EXERCISE REQUIREMENTS:
Scan the records for the string "night" and copy every line that holds it.

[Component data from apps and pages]
····················
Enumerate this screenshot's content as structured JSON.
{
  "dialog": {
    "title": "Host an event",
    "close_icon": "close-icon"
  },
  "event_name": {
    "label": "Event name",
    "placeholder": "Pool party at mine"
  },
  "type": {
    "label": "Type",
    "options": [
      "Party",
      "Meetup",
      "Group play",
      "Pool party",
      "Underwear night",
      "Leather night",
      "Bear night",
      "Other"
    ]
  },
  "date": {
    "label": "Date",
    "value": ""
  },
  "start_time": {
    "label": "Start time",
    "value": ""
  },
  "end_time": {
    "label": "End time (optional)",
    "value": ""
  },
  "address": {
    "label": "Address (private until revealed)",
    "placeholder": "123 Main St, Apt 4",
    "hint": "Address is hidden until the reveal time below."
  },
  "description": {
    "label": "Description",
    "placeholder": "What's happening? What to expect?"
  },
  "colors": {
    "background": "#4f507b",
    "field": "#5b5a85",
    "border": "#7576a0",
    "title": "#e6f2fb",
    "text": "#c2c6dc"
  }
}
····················
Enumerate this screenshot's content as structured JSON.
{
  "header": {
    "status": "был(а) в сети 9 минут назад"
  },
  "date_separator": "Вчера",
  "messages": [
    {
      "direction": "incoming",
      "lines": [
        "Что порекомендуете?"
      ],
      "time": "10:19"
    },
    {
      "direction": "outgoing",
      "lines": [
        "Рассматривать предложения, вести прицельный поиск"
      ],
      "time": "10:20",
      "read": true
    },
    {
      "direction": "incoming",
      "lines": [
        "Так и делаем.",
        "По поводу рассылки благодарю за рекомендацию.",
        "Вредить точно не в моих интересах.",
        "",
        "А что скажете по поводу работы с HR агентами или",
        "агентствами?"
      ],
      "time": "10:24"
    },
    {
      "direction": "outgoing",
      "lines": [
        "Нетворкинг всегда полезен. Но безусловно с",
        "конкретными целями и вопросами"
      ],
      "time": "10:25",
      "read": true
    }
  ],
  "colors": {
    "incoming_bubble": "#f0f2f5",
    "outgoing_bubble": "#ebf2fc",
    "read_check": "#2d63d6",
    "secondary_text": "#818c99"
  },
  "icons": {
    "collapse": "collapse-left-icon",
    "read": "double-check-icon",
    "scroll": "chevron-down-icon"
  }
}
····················
ANSWER TO THE EXERCISE:
      "Underwear night",
      "Leather night",
      "Bear night",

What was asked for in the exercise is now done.